*ACTION ITEM*: Would you write out every record that follows exactly, with the pictures left out?

EXERCISE INPUT: Begin

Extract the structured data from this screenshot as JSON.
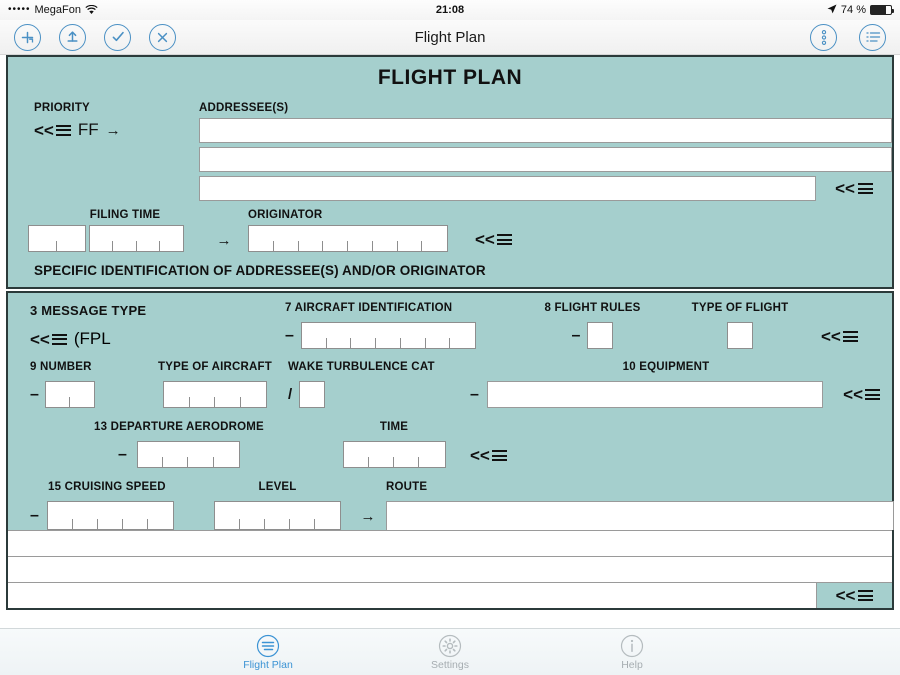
{
  "status_bar": {
    "signal_dots": "•••••",
    "carrier": "MegaFon",
    "wifi_icon": "wifi-icon",
    "time": "21:08",
    "location_icon": "location-arrow-icon",
    "battery_percent": "74 %",
    "battery_level": 74
  },
  "navbar": {
    "title": "Flight Plan",
    "left_buttons": [
      {
        "name": "add-button",
        "icon": "plus-circle-icon"
      },
      {
        "name": "send-button",
        "icon": "upload-circle-icon"
      },
      {
        "name": "validate-button",
        "icon": "check-circle-icon"
      },
      {
        "name": "clear-button",
        "icon": "close-circle-icon"
      }
    ],
    "right_buttons": [
      {
        "name": "more-options-button",
        "icon": "vertical-dots-circle-icon"
      },
      {
        "name": "list-menu-button",
        "icon": "list-circle-icon"
      }
    ]
  },
  "form": {
    "title": "FLIGHT PLAN",
    "priority": {
      "label": "PRIORITY",
      "menu_glyph": "<<",
      "value": "FF",
      "arrow": "→"
    },
    "addressees": {
      "label": "ADDRESSEE(S)",
      "lines": [
        "",
        "",
        ""
      ],
      "menu_glyph": "<<"
    },
    "filing_time": {
      "label": "FILING TIME",
      "group1_cells": 2,
      "group2_cells": 4,
      "value": ""
    },
    "arrow_between": "→",
    "originator": {
      "label": "ORIGINATOR",
      "cells": 8,
      "value": "",
      "menu_glyph": "<<"
    },
    "specific_identification": "SPECIFIC IDENTIFICATION OF ADDRESSEE(S) AND/OR ORIGINATOR",
    "message_type": {
      "label": "3  MESSAGE TYPE",
      "menu_glyph": "<<",
      "value": "(FPL"
    },
    "aircraft_identification": {
      "label": "7  AIRCRAFT IDENTIFICATION",
      "prefix": "–",
      "cells": 7,
      "value": ""
    },
    "flight_rules": {
      "label": "8 FLIGHT RULES",
      "prefix": "–",
      "value": ""
    },
    "type_of_flight": {
      "label": "TYPE OF FLIGHT",
      "value": "",
      "menu_glyph": "<<"
    },
    "number": {
      "label": "9 NUMBER",
      "prefix": "–",
      "cells": 2,
      "value": ""
    },
    "type_of_aircraft": {
      "label": "TYPE OF AIRCRAFT",
      "cells": 4,
      "value": ""
    },
    "wake_turbulence": {
      "label": "WAKE TURBULENCE CAT",
      "separator": "/",
      "value": ""
    },
    "equipment": {
      "label": "10 EQUIPMENT",
      "prefix": "–",
      "value": "",
      "menu_glyph": "<<"
    },
    "departure_aerodrome": {
      "label": "13 DEPARTURE AERODROME",
      "prefix": "–",
      "cells": 4,
      "value": ""
    },
    "departure_time": {
      "label": "TIME",
      "cells": 4,
      "value": "",
      "menu_glyph": "<<"
    },
    "cruising_speed": {
      "label": "15 CRUISING SPEED",
      "prefix": "–",
      "cells": 5,
      "value": ""
    },
    "level": {
      "label": "LEVEL",
      "cells": 5,
      "value": ""
    },
    "route": {
      "label": "ROUTE",
      "arrow": "→",
      "lines": [
        "",
        "",
        "",
        ""
      ],
      "menu_glyph": "<<"
    }
  },
  "tabbar": {
    "tabs": [
      {
        "label": "Flight Plan",
        "icon": "flight-plan-icon",
        "active": true
      },
      {
        "label": "Settings",
        "icon": "gear-icon",
        "active": false
      },
      {
        "label": "Help",
        "icon": "info-icon",
        "active": false
      }
    ]
  },
  "colors": {
    "form_background": "#a5cfcd",
    "form_border": "#2b3a3a",
    "accent_blue": "#4a90c4",
    "tab_active": "#3b93d4",
    "tab_inactive": "#a6adb1"
  }
}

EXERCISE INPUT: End

*TASK ANSWER*:
Extract the structured data from this screenshot as JSON.
{
  "status_bar": {
    "signal_dots": "•••••",
    "carrier": "MegaFon",
    "wifi_icon": "wifi-icon",
    "time": "21:08",
    "location_icon": "location-arrow-icon",
    "battery_percent": "74 %",
    "battery_level": 74
  },
  "navbar": {
    "title": "Flight Plan",
    "left_buttons": [
      {
        "name": "add-button",
        "icon": "plus-circle-icon"
      },
      {
        "name": "send-button",
        "icon": "upload-circle-icon"
      },
      {
        "name": "validate-button",
        "icon": "check-circle-icon"
      },
      {
        "name": "clear-button",
        "icon": "close-circle-icon"
      }
    ],
    "right_buttons": [
      {
        "name": "more-options-button",
        "icon": "vertical-dots-circle-icon"
      },
      {
        "name": "list-menu-button",
        "icon": "list-circle-icon"
      }
    ]
  },
  "form": {
    "title": "FLIGHT PLAN",
    "priority": {
      "label": "PRIORITY",
      "menu_glyph": "<<",
      "value": "FF",
      "arrow": "→"
    },
    "addressees": {
      "label": "ADDRESSEE(S)",
      "lines": [
        "",
        "",
        ""
      ],
      "menu_glyph": "<<"
    },
    "filing_time": {
      "label": "FILING TIME",
      "group1_cells": 2,
      "group2_cells": 4,
      "value": ""
    },
    "arrow_between": "→",
    "originator": {
      "label": "ORIGINATOR",
      "cells": 8,
      "value": "",
      "menu_glyph": "<<"
    },
    "specific_identification": "SPECIFIC IDENTIFICATION OF ADDRESSEE(S) AND/OR ORIGINATOR",
    "message_type": {
      "label": "3  MESSAGE TYPE",
      "menu_glyph": "<<",
      "value": "(FPL"
    },
    "aircraft_identification": {
      "label": "7  AIRCRAFT IDENTIFICATION",
      "prefix": "–",
      "cells": 7,
      "value": ""
    },
    "flight_rules": {
      "label": "8 FLIGHT RULES",
      "prefix": "–",
      "value": ""
    },
    "type_of_flight": {
      "label": "TYPE OF FLIGHT",
      "value": "",
      "menu_glyph": "<<"
    },
    "number": {
      "label": "9 NUMBER",
      "prefix": "–",
      "cells": 2,
      "value": ""
    },
    "type_of_aircraft": {
      "label": "TYPE OF AIRCRAFT",
      "cells": 4,
      "value": ""
    },
    "wake_turbulence": {
      "label": "WAKE TURBULENCE CAT",
      "separator": "/",
      "value": ""
    },
    "equipment": {
      "label": "10 EQUIPMENT",
      "prefix": "–",
      "value": "",
      "menu_glyph": "<<"
    },
    "departure_aerodrome": {
      "label": "13 DEPARTURE AERODROME",
      "prefix": "–",
      "cells": 4,
      "value": ""
    },
    "departure_time": {
      "label": "TIME",
      "cells": 4,
      "value": "",
      "menu_glyph": "<<"
    },
    "cruising_speed": {
      "label": "15 CRUISING SPEED",
      "prefix": "–",
      "cells": 5,
      "value": ""
    },
    "level": {
      "label": "LEVEL",
      "cells": 5,
      "value": ""
    },
    "route": {
      "label": "ROUTE",
      "arrow": "→",
      "lines": [
        "",
        "",
        "",
        ""
      ],
      "menu_glyph": "<<"
    }
  },
  "tabbar": {
    "tabs": [
      {
        "label": "Flight Plan",
        "icon": "flight-plan-icon",
        "active": true
      },
      {
        "label": "Settings",
        "icon": "gear-icon",
        "active": false
      },
      {
        "label": "Help",
        "icon": "info-icon",
        "active": false
      }
    ]
  },
  "colors": {
    "form_background": "#a5cfcd",
    "form_border": "#2b3a3a",
    "accent_blue": "#4a90c4",
    "tab_active": "#3b93d4",
    "tab_inactive": "#a6adb1"
  }
}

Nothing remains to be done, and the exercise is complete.